|US5739256||5 Jun 1995||14 Apr 1998||The Boeing Company||Method for making multidimensional polyester oligomers|
|US5756597||12 Feb 1997||26 May 1998||The Boeing Company||Multiple chemically functional oligomer blends|
|US5817744||14 Feb 1997||6 Oct 1998||The Boeing Company||Phenylethynyl capped imides|
|US5969079||21 Oct 1994||19 Oct 1999||The Boeing Company||Oligomers with multiple chemically functional end caps|
|US6583255||5 Jun 1995||24 Jun 2003||The Boeing Company||Polyester oligomer|
|EP0329956A1 *||23 Jan 1989||30 Aug 1989||General Electric Company||Blends of silicone copolymer and polyetherimide|
|U.S. Classification||525/431, 522/111, 522/134|
|International Classification||C08L83/04, C08L79/08|
|30 Aug 1985||AS||Assignment|
Owner name: NTN-RULON INDUSTRIES CO., LTD., 22-17, NISHIGOTAND
Free format text: ASSIGNMENT OF ASSIGNORS INTEREST.;ASSIGNOR:EGAMI, MASAKI;REEL/FRAME:004451/0341
Effective date: 19850819

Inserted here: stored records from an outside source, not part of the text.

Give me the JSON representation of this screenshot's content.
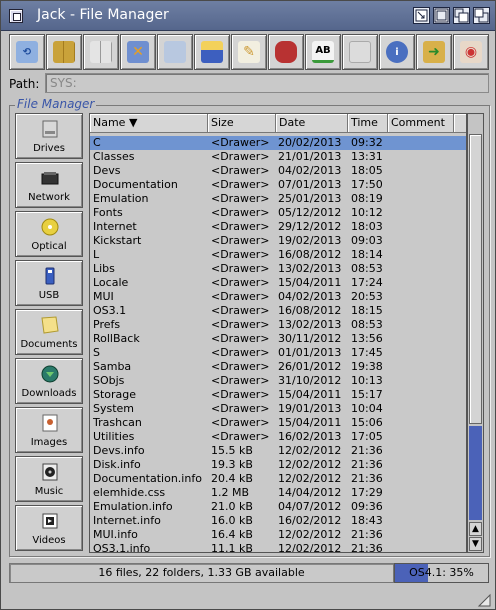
{
  "window": {
    "title": "Jack - File Manager"
  },
  "path": {
    "label": "Path:",
    "value": "SYS:"
  },
  "group_title": "File Manager",
  "toolbar": [
    {
      "icon": "refresh-icon"
    },
    {
      "icon": "grid-icon"
    },
    {
      "icon": "grid-gray-icon"
    },
    {
      "icon": "network-icon"
    },
    {
      "icon": "copy-icon"
    },
    {
      "icon": "disk-icon"
    },
    {
      "icon": "edit-icon"
    },
    {
      "icon": "delete-icon"
    },
    {
      "icon": "rename-icon",
      "text": "AB"
    },
    {
      "icon": "blank-icon"
    },
    {
      "icon": "info-icon"
    },
    {
      "icon": "execute-icon"
    },
    {
      "icon": "view-icon"
    }
  ],
  "sidebar": [
    {
      "label": "Drives",
      "icon": "drive-icon"
    },
    {
      "label": "Network",
      "icon": "network-drive-icon"
    },
    {
      "label": "Optical",
      "icon": "optical-icon"
    },
    {
      "label": "USB",
      "icon": "usb-icon"
    },
    {
      "label": "Documents",
      "icon": "documents-icon"
    },
    {
      "label": "Downloads",
      "icon": "downloads-icon"
    },
    {
      "label": "Images",
      "icon": "images-icon"
    },
    {
      "label": "Music",
      "icon": "music-icon"
    },
    {
      "label": "Videos",
      "icon": "videos-icon"
    }
  ],
  "columns": {
    "name": "Name ▼",
    "size": "Size",
    "date": "Date",
    "time": "Time",
    "comment": "Comment"
  },
  "files": [
    {
      "name": "C",
      "size": "<Drawer>",
      "date": "20/02/2013",
      "time": "09:32",
      "selected": true
    },
    {
      "name": "Classes",
      "size": "<Drawer>",
      "date": "21/01/2013",
      "time": "13:31"
    },
    {
      "name": "Devs",
      "size": "<Drawer>",
      "date": "04/02/2013",
      "time": "18:05"
    },
    {
      "name": "Documentation",
      "size": "<Drawer>",
      "date": "07/01/2013",
      "time": "17:50"
    },
    {
      "name": "Emulation",
      "size": "<Drawer>",
      "date": "25/01/2013",
      "time": "08:19"
    },
    {
      "name": "Fonts",
      "size": "<Drawer>",
      "date": "05/12/2012",
      "time": "10:12"
    },
    {
      "name": "Internet",
      "size": "<Drawer>",
      "date": "29/12/2012",
      "time": "18:03"
    },
    {
      "name": "Kickstart",
      "size": "<Drawer>",
      "date": "19/02/2013",
      "time": "09:03"
    },
    {
      "name": "L",
      "size": "<Drawer>",
      "date": "16/08/2012",
      "time": "18:14"
    },
    {
      "name": "Libs",
      "size": "<Drawer>",
      "date": "13/02/2013",
      "time": "08:53"
    },
    {
      "name": "Locale",
      "size": "<Drawer>",
      "date": "15/04/2011",
      "time": "17:24"
    },
    {
      "name": "MUI",
      "size": "<Drawer>",
      "date": "04/02/2013",
      "time": "20:53"
    },
    {
      "name": "OS3.1",
      "size": "<Drawer>",
      "date": "16/08/2012",
      "time": "18:15"
    },
    {
      "name": "Prefs",
      "size": "<Drawer>",
      "date": "13/02/2013",
      "time": "08:53"
    },
    {
      "name": "RollBack",
      "size": "<Drawer>",
      "date": "30/11/2012",
      "time": "13:56"
    },
    {
      "name": "S",
      "size": "<Drawer>",
      "date": "01/01/2013",
      "time": "17:45"
    },
    {
      "name": "Samba",
      "size": "<Drawer>",
      "date": "26/01/2012",
      "time": "19:38"
    },
    {
      "name": "SObjs",
      "size": "<Drawer>",
      "date": "31/10/2012",
      "time": "10:13"
    },
    {
      "name": "Storage",
      "size": "<Drawer>",
      "date": "15/04/2011",
      "time": "15:17"
    },
    {
      "name": "System",
      "size": "<Drawer>",
      "date": "19/01/2013",
      "time": "10:04"
    },
    {
      "name": "Trashcan",
      "size": "<Drawer>",
      "date": "15/04/2011",
      "time": "15:06"
    },
    {
      "name": "Utilities",
      "size": "<Drawer>",
      "date": "16/02/2013",
      "time": "17:05"
    },
    {
      "name": "Devs.info",
      "size": "15.5 kB",
      "date": "12/02/2012",
      "time": "21:36"
    },
    {
      "name": "Disk.info",
      "size": "19.3 kB",
      "date": "12/02/2012",
      "time": "21:36"
    },
    {
      "name": "Documentation.info",
      "size": "20.4 kB",
      "date": "12/02/2012",
      "time": "21:36"
    },
    {
      "name": "elemhide.css",
      "size": "1.2 MB",
      "date": "14/04/2012",
      "time": "17:29"
    },
    {
      "name": "Emulation.info",
      "size": "21.0 kB",
      "date": "04/07/2012",
      "time": "09:36"
    },
    {
      "name": "Internet.info",
      "size": "16.0 kB",
      "date": "16/02/2012",
      "time": "18:43"
    },
    {
      "name": "MUI.info",
      "size": "16.4 kB",
      "date": "12/02/2012",
      "time": "21:36"
    },
    {
      "name": "OS3.1.info",
      "size": "11.1 kB",
      "date": "12/02/2012",
      "time": "21:36"
    }
  ],
  "status": {
    "text": "16 files, 22 folders, 1.33 GB available"
  },
  "gauge": {
    "label": "OS4.1: 35%",
    "fraction": 0.35,
    "color": "#4b62b8"
  }
}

|30 Aug 1985||AS02||Assignment of assignor's interest|
|14 Aug 1991||FPAY||Fee payment|
Year of fee payment: 4
|3 Aug 1995||FPAY||Fee payment|
Year of fee payment: 8
|14 Sep 1999||REMI||Maintenance fee reminder mailed|
|20 Feb 2000||LAPS||Lapse for failure to pay maintenance fees|
|2 May 2000||FP||Expired due to failure to pay maintenance fee|
Effective date: 20000223